Each record must be copied in full and unchanged; any image it holds is excluded.

------------------------------------------------

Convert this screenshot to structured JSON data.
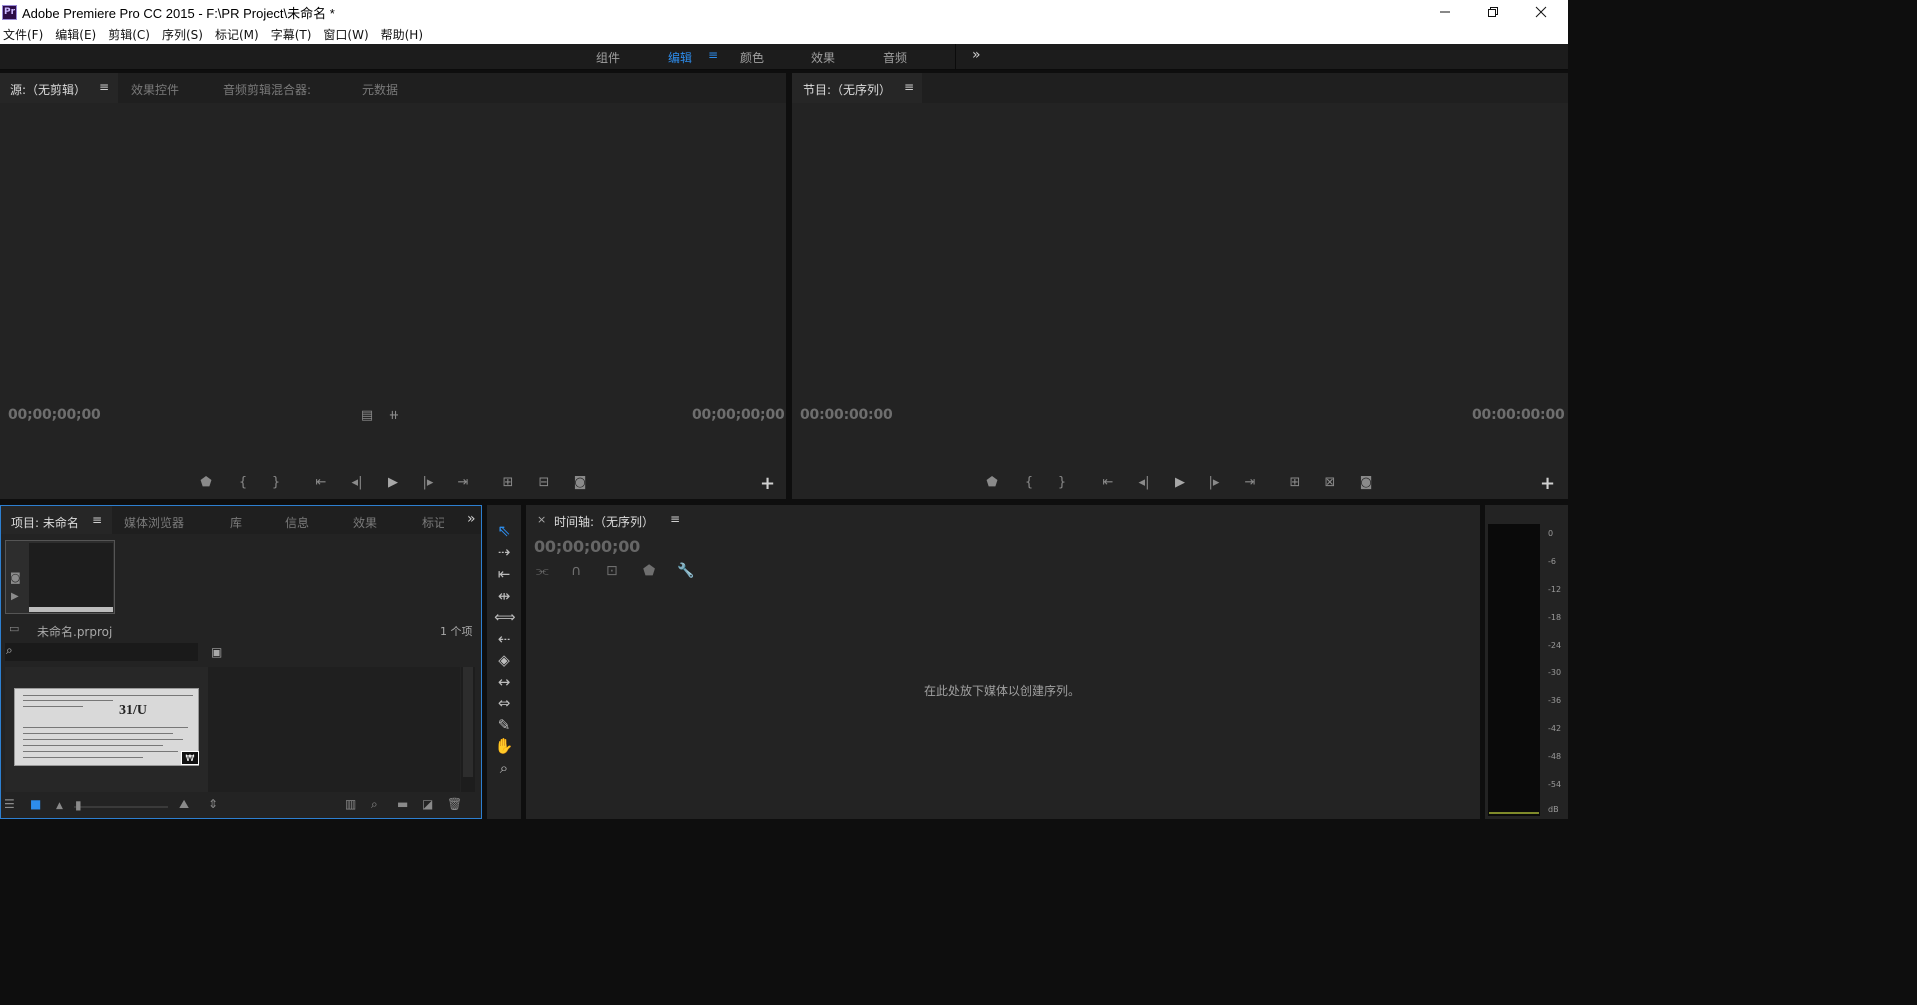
{
  "window": {
    "app_icon": "Pr",
    "title": "Adobe Premiere Pro CC 2015 - F:\\PR Project\\未命名 *",
    "minimize_icon": "minimize-icon",
    "restore_icon": "restore-icon",
    "close_icon": "close-icon"
  },
  "menu": [
    "文件(F)",
    "编辑(E)",
    "剪辑(C)",
    "序列(S)",
    "标记(M)",
    "字幕(T)",
    "窗口(W)",
    "帮助(H)"
  ],
  "workspace": {
    "tabs": [
      "组件",
      "编辑",
      "颜色",
      "效果",
      "音频"
    ],
    "active": "编辑",
    "menu_glyph": "≡",
    "more": "»"
  },
  "source_monitor": {
    "tabs": [
      "源:（无剪辑）",
      "效果控件",
      "音频剪辑混合器:",
      "元数据"
    ],
    "menu_glyph": "≡",
    "timecode_left": "00;00;00;00",
    "timecode_right": "00;00;00;00",
    "add": "+"
  },
  "program_monitor": {
    "title": "节目:（无序列）",
    "menu_glyph": "≡",
    "timecode_left": "00:00:00:00",
    "timecode_right": "00:00:00:00",
    "add": "+"
  },
  "project": {
    "tabs": [
      "项目: 未命名",
      "媒体浏览器",
      "库",
      "信息",
      "效果",
      "标记"
    ],
    "menu_glyph": "≡",
    "more": "»",
    "file_name": "未命名.prproj",
    "item_count": "1 个项",
    "search_placeholder": "",
    "thumbnail_text": "31/U",
    "thumbnail_badge": "₩"
  },
  "timeline": {
    "close": "×",
    "title": "时间轴:（无序列）",
    "menu_glyph": "≡",
    "timecode": "00;00;00;00",
    "drop_hint": "在此处放下媒体以创建序列。"
  },
  "audio_meter": {
    "ticks": [
      "0",
      "-6",
      "-12",
      "-18",
      "-24",
      "-30",
      "-36",
      "-42",
      "-48",
      "-54",
      "dB"
    ],
    "colors": {
      "level": "#7f8a2a"
    }
  },
  "colors": {
    "accent": "#2d8ceb",
    "panel": "#232323",
    "header": "#1f1f1f"
  }
}
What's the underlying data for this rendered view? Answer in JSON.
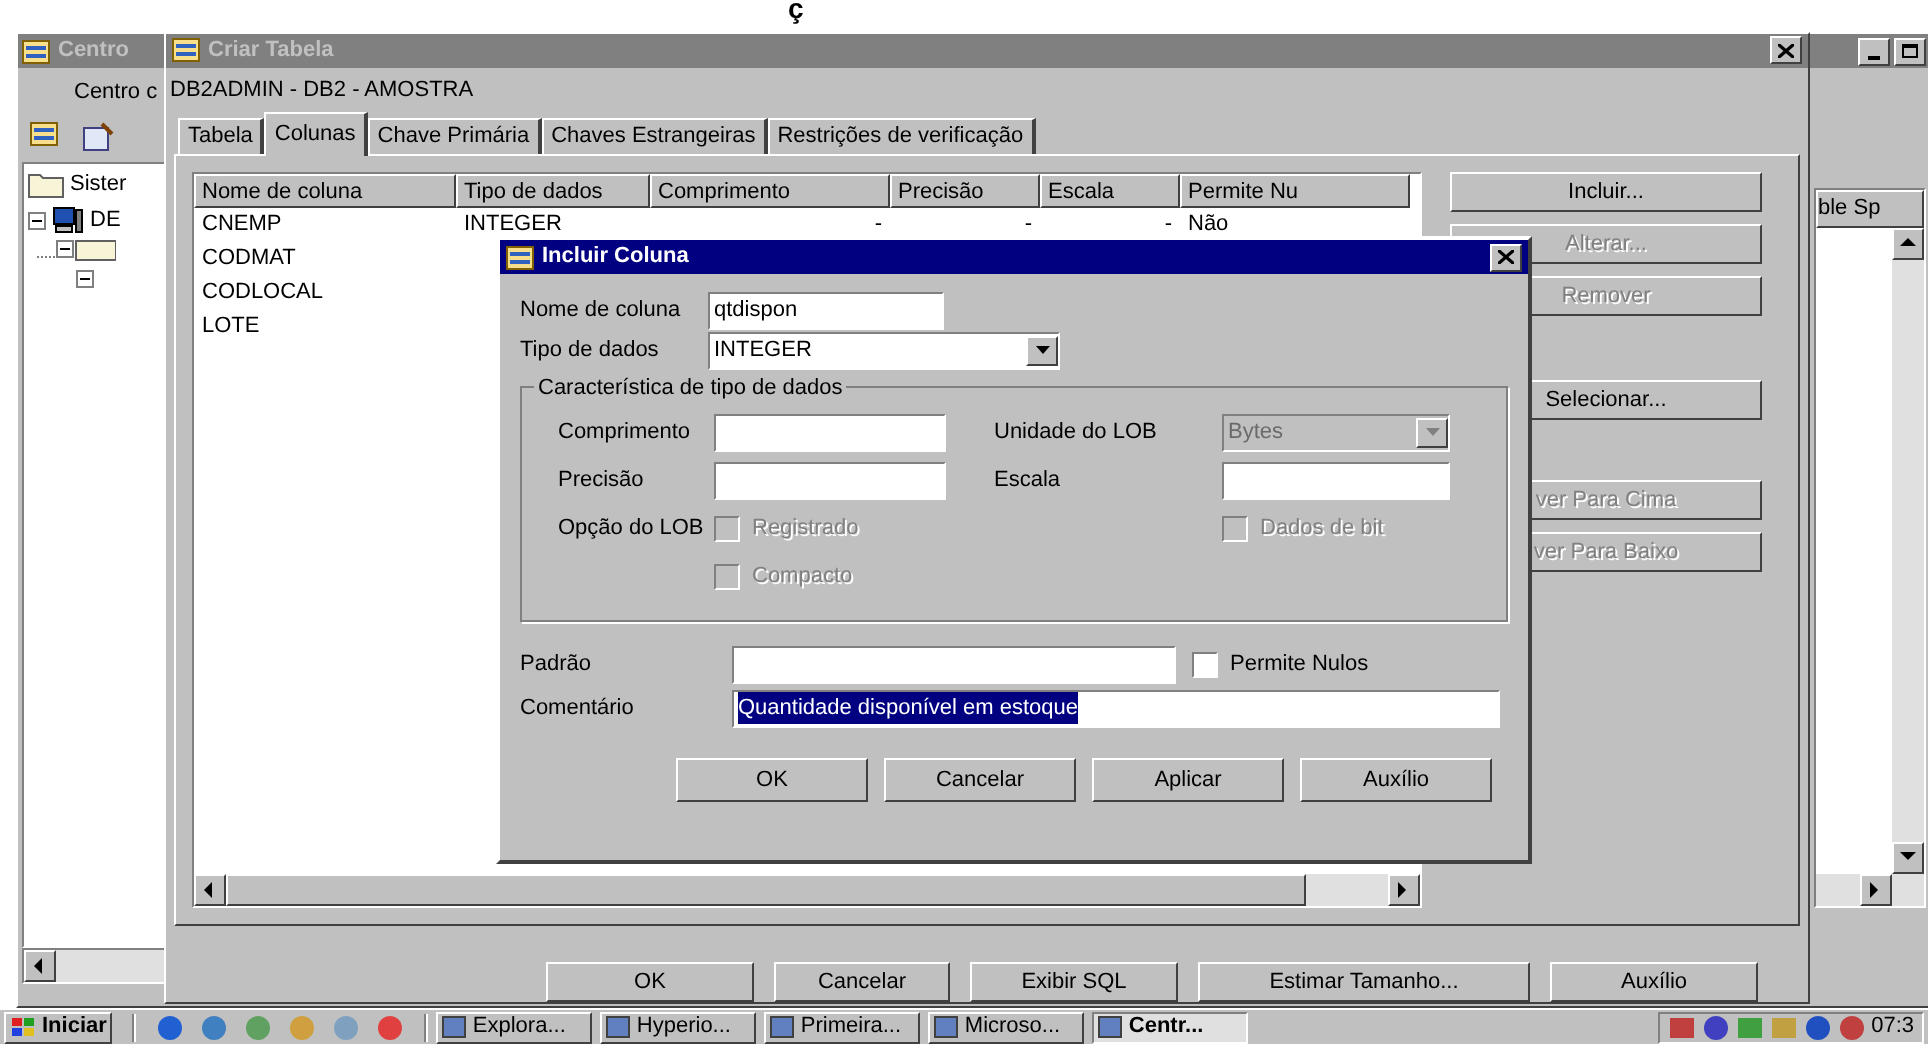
{
  "top_fragment": "ç",
  "main_window": {
    "title": "Centro",
    "subtitle": "Centro c",
    "tree": [
      {
        "label": "Sister",
        "kind": "folder"
      },
      {
        "label": "DE",
        "kind": "computer",
        "expanded": true
      }
    ],
    "side_column": "ble Sp"
  },
  "table_window": {
    "title": "Criar Tabela",
    "subtitle": "DB2ADMIN - DB2 - AMOSTRA",
    "tabs": [
      {
        "label": "Tabela",
        "selected": false
      },
      {
        "label": "Colunas",
        "selected": true
      },
      {
        "label": "Chave Primária",
        "selected": false
      },
      {
        "label": "Chaves Estrangeiras",
        "selected": false
      },
      {
        "label": "Restrições de verificação",
        "selected": false
      }
    ],
    "table": {
      "columns": [
        "Nome de coluna",
        "Tipo de dados",
        "Comprimento",
        "Precisão",
        "Escala",
        "Permite Nu"
      ],
      "rows": [
        [
          "CNEMP",
          "INTEGER",
          "-",
          "-",
          "-",
          "Não"
        ],
        [
          "CODMAT"
        ],
        [
          "CODLOCAL"
        ],
        [
          "LOTE"
        ]
      ]
    },
    "side_buttons": [
      {
        "label": "Incluir...",
        "disabled": false
      },
      {
        "label": "Alterar...",
        "disabled": true
      },
      {
        "label": "Remover",
        "disabled": true
      },
      {
        "label": "Selecionar...",
        "disabled": false
      },
      {
        "label": "ver Para Cima",
        "disabled": true
      },
      {
        "label": "ver Para Baixo",
        "disabled": true
      }
    ],
    "buttons": [
      "OK",
      "Cancelar",
      "Exibir SQL",
      "Estimar Tamanho...",
      "Auxílio"
    ]
  },
  "column_dialog": {
    "title": "Incluir Coluna",
    "column_name": {
      "label": "Nome de coluna",
      "value": "qtdispon"
    },
    "data_type": {
      "label": "Tipo de dados",
      "value": "INTEGER"
    },
    "group": {
      "title": "Característica de tipo de dados",
      "length": {
        "label": "Comprimento"
      },
      "lob_unit": {
        "label": "Unidade do LOB",
        "value": "Bytes",
        "disabled": true
      },
      "precision": {
        "label": "Precisão"
      },
      "scale": {
        "label": "Escala"
      },
      "lob_option": {
        "label": "Opção do LOB"
      },
      "checkboxes": [
        {
          "label": "Registrado",
          "checked": false,
          "disabled": true
        },
        {
          "label": "Dados de bit",
          "checked": false,
          "disabled": true
        },
        {
          "label": "Compacto",
          "checked": false,
          "disabled": true
        }
      ]
    },
    "default": {
      "label": "Padrão"
    },
    "nullable": {
      "label": "Permite Nulos",
      "checked": false,
      "disabled": false
    },
    "comment": {
      "label": "Comentário",
      "value": "Quantidade disponível em estoque",
      "selected": true
    },
    "buttons": [
      "OK",
      "Cancelar",
      "Aplicar",
      "Auxílio"
    ]
  },
  "taskbar": {
    "start": "Iniciar",
    "tasks": [
      {
        "label": "Explora...",
        "selected": false
      },
      {
        "label": "Hyperio...",
        "selected": false
      },
      {
        "label": "Primeira...",
        "selected": false
      },
      {
        "label": "Microso...",
        "selected": false
      },
      {
        "label": "Centr...",
        "selected": true
      }
    ],
    "clock": "07:3"
  }
}
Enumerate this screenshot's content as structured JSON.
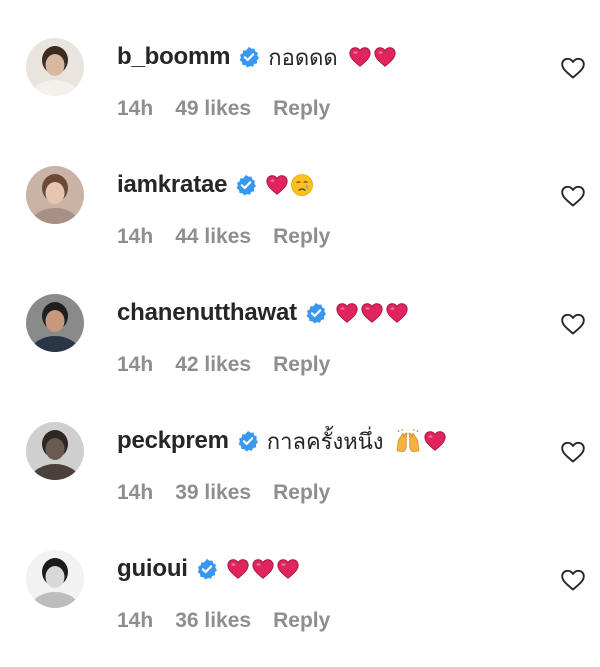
{
  "comments": [
    {
      "username": "b_boomm",
      "text": "กอดดด",
      "emoji": [
        "heart",
        "heart"
      ],
      "time": "14h",
      "likes": "49 likes",
      "reply": "Reply",
      "avatar": {
        "bg": "#e9e4de",
        "face": "#d9b8a0",
        "hair": "#3b2b20",
        "cloth": "#f4f1ec"
      }
    },
    {
      "username": "iamkratae",
      "text": "",
      "emoji": [
        "heart",
        "crying"
      ],
      "time": "14h",
      "likes": "44 likes",
      "reply": "Reply",
      "avatar": {
        "bg": "#c9b2a6",
        "face": "#e6c6b0",
        "hair": "#6a4a36",
        "cloth": "#a89086"
      }
    },
    {
      "username": "chanenutthawat",
      "text": "",
      "emoji": [
        "heart",
        "heart",
        "heart"
      ],
      "time": "14h",
      "likes": "42 likes",
      "reply": "Reply",
      "avatar": {
        "bg": "#8a8a8a",
        "face": "#c59a7c",
        "hair": "#1f1f1f",
        "cloth": "#2a3548"
      }
    },
    {
      "username": "peckprem",
      "text": "กาลครั้งหนึ่ง",
      "emoji": [
        "raised-hands",
        "heart"
      ],
      "time": "14h",
      "likes": "39 likes",
      "reply": "Reply",
      "avatar": {
        "bg": "#cfcfcf",
        "face": "#6a5a52",
        "hair": "#2e2622",
        "cloth": "#4a403c"
      }
    },
    {
      "username": "guioui",
      "text": "",
      "emoji": [
        "heart",
        "heart",
        "heart"
      ],
      "time": "14h",
      "likes": "36 likes",
      "reply": "Reply",
      "avatar": {
        "bg": "#f2f2f2",
        "face": "#d8d8d8",
        "hair": "#1b1b1b",
        "cloth": "#bdbdbd"
      }
    }
  ],
  "icons": {
    "verified": "verified-badge-icon",
    "like": "heart-outline-icon"
  },
  "colors": {
    "text": "#262626",
    "meta": "#8e8e8e",
    "verified": "#3897f0",
    "heart": "#e0245e"
  }
}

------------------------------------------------

■ **OUTPUT BELOW**
Convert this screenshot to structured JSON data.
{
  "window": {
    "app_icon": "Pr",
    "title": "Adobe Premiere Pro CC 2015 - F:\\PR Project\\未命名 *",
    "minimize_icon": "minimize-icon",
    "restore_icon": "restore-icon",
    "close_icon": "close-icon"
  },
  "menu": [
    "文件(F)",
    "编辑(E)",
    "剪辑(C)",
    "序列(S)",
    "标记(M)",
    "字幕(T)",
    "窗口(W)",
    "帮助(H)"
  ],
  "workspace": {
    "tabs": [
      "组件",
      "编辑",
      "颜色",
      "效果",
      "音频"
    ],
    "active": "编辑",
    "menu_glyph": "≡",
    "more": "»"
  },
  "source_monitor": {
    "tabs": [
      "源:（无剪辑）",
      "效果控件",
      "音频剪辑混合器:",
      "元数据"
    ],
    "menu_glyph": "≡",
    "timecode_left": "00;00;00;00",
    "timecode_right": "00;00;00;00",
    "add": "+"
  },
  "program_monitor": {
    "title": "节目:（无序列）",
    "menu_glyph": "≡",
    "timecode_left": "00:00:00:00",
    "timecode_right": "00:00:00:00",
    "add": "+"
  },
  "project": {
    "tabs": [
      "项目: 未命名",
      "媒体浏览器",
      "库",
      "信息",
      "效果",
      "标记"
    ],
    "menu_glyph": "≡",
    "more": "»",
    "file_name": "未命名.prproj",
    "item_count": "1 个项",
    "search_placeholder": "",
    "thumbnail_text": "31/U",
    "thumbnail_badge": "₩"
  },
  "timeline": {
    "close": "×",
    "title": "时间轴:（无序列）",
    "menu_glyph": "≡",
    "timecode": "00;00;00;00",
    "drop_hint": "在此处放下媒体以创建序列。"
  },
  "audio_meter": {
    "ticks": [
      "0",
      "-6",
      "-12",
      "-18",
      "-24",
      "-30",
      "-36",
      "-42",
      "-48",
      "-54",
      "dB"
    ],
    "colors": {
      "level": "#7f8a2a"
    }
  },
  "colors": {
    "accent": "#2d8ceb",
    "panel": "#232323",
    "header": "#1f1f1f"
  }
}
What's the underlying data for this rendered view? Answer in JSON.
{
  "top_fragment": "ç",
  "main_window": {
    "title": "Centro",
    "subtitle": "Centro c",
    "tree": [
      {
        "label": "Sister",
        "kind": "folder"
      },
      {
        "label": "DE",
        "kind": "computer",
        "expanded": true
      }
    ],
    "side_column": "ble Sp"
  },
  "table_window": {
    "title": "Criar Tabela",
    "subtitle": "DB2ADMIN - DB2 - AMOSTRA",
    "tabs": [
      {
        "label": "Tabela",
        "selected": false
      },
      {
        "label": "Colunas",
        "selected": true
      },
      {
        "label": "Chave Primária",
        "selected": false
      },
      {
        "label": "Chaves Estrangeiras",
        "selected": false
      },
      {
        "label": "Restrições de verificação",
        "selected": false
      }
    ],
    "table": {
      "columns": [
        "Nome de coluna",
        "Tipo de dados",
        "Comprimento",
        "Precisão",
        "Escala",
        "Permite Nu"
      ],
      "rows": [
        [
          "CNEMP",
          "INTEGER",
          "-",
          "-",
          "-",
          "Não"
        ],
        [
          "CODMAT"
        ],
        [
          "CODLOCAL"
        ],
        [
          "LOTE"
        ]
      ]
    },
    "side_buttons": [
      {
        "label": "Incluir...",
        "disabled": false
      },
      {
        "label": "Alterar...",
        "disabled": true
      },
      {
        "label": "Remover",
        "disabled": true
      },
      {
        "label": "Selecionar...",
        "disabled": false
      },
      {
        "label": "ver Para Cima",
        "disabled": true
      },
      {
        "label": "ver Para Baixo",
        "disabled": true
      }
    ],
    "buttons": [
      "OK",
      "Cancelar",
      "Exibir SQL",
      "Estimar Tamanho...",
      "Auxílio"
    ]
  },
  "column_dialog": {
    "title": "Incluir Coluna",
    "column_name": {
      "label": "Nome de coluna",
      "value": "qtdispon"
    },
    "data_type": {
      "label": "Tipo de dados",
      "value": "INTEGER"
    },
    "group": {
      "title": "Característica de tipo de dados",
      "length": {
        "label": "Comprimento"
      },
      "lob_unit": {
        "label": "Unidade do LOB",
        "value": "Bytes",
        "disabled": true
      },
      "precision": {
        "label": "Precisão"
      },
      "scale": {
        "label": "Escala"
      },
      "lob_option": {
        "label": "Opção do LOB"
      },
      "checkboxes": [
        {
          "label": "Registrado",
          "checked": false,
          "disabled": true
        },
        {
          "label": "Dados de bit",
          "checked": false,
          "disabled": true
        },
        {
          "label": "Compacto",
          "checked": false,
          "disabled": true
        }
      ]
    },
    "default": {
      "label": "Padrão"
    },
    "nullable": {
      "label": "Permite Nulos",
      "checked": false,
      "disabled": false
    },
    "comment": {
      "label": "Comentário",
      "value": "Quantidade disponível em estoque",
      "selected": true
    },
    "buttons": [
      "OK",
      "Cancelar",
      "Aplicar",
      "Auxílio"
    ]
  },
  "taskbar": {
    "start": "Iniciar",
    "tasks": [
      {
        "label": "Explora...",
        "selected": false
      },
      {
        "label": "Hyperio...",
        "selected": false
      },
      {
        "label": "Primeira...",
        "selected": false
      },
      {
        "label": "Microso...",
        "selected": false
      },
      {
        "label": "Centr...",
        "selected": true
      }
    ],
    "clock": "07:3"
  }
}
Enumerate this screenshot's content as structured JSON.
{
  "comments": [
    {
      "username": "b_boomm",
      "text": "กอดดด",
      "emoji": [
        "heart",
        "heart"
      ],
      "time": "14h",
      "likes": "49 likes",
      "reply": "Reply",
      "avatar": {
        "bg": "#e9e4de",
        "face": "#d9b8a0",
        "hair": "#3b2b20",
        "cloth": "#f4f1ec"
      }
    },
    {
      "username": "iamkratae",
      "text": "",
      "emoji": [
        "heart",
        "crying"
      ],
      "time": "14h",
      "likes": "44 likes",
      "reply": "Reply",
      "avatar": {
        "bg": "#c9b2a6",
        "face": "#e6c6b0",
        "hair": "#6a4a36",
        "cloth": "#a89086"
      }
    },
    {
      "username": "chanenutthawat",
      "text": "",
      "emoji": [
        "heart",
        "heart",
        "heart"
      ],
      "time": "14h",
      "likes": "42 likes",
      "reply": "Reply",
      "avatar": {
        "bg": "#8a8a8a",
        "face": "#c59a7c",
        "hair": "#1f1f1f",
        "cloth": "#2a3548"
      }
    },
    {
      "username": "peckprem",
      "text": "กาลครั้งหนึ่ง",
      "emoji": [
        "raised-hands",
        "heart"
      ],
      "time": "14h",
      "likes": "39 likes",
      "reply": "Reply",
      "avatar": {
        "bg": "#cfcfcf",
        "face": "#6a5a52",
        "hair": "#2e2622",
        "cloth": "#4a403c"
      }
    },
    {
      "username": "guioui",
      "text": "",
      "emoji": [
        "heart",
        "heart",
        "heart"
      ],
      "time": "14h",
      "likes": "36 likes",
      "reply": "Reply",
      "avatar": {
        "bg": "#f2f2f2",
        "face": "#d8d8d8",
        "hair": "#1b1b1b",
        "cloth": "#bdbdbd"
      }
    }
  ],
  "icons": {
    "verified": "verified-badge-icon",
    "like": "heart-outline-icon"
  },
  "colors": {
    "text": "#262626",
    "meta": "#8e8e8e",
    "verified": "#3897f0",
    "heart": "#e0245e"
  }
}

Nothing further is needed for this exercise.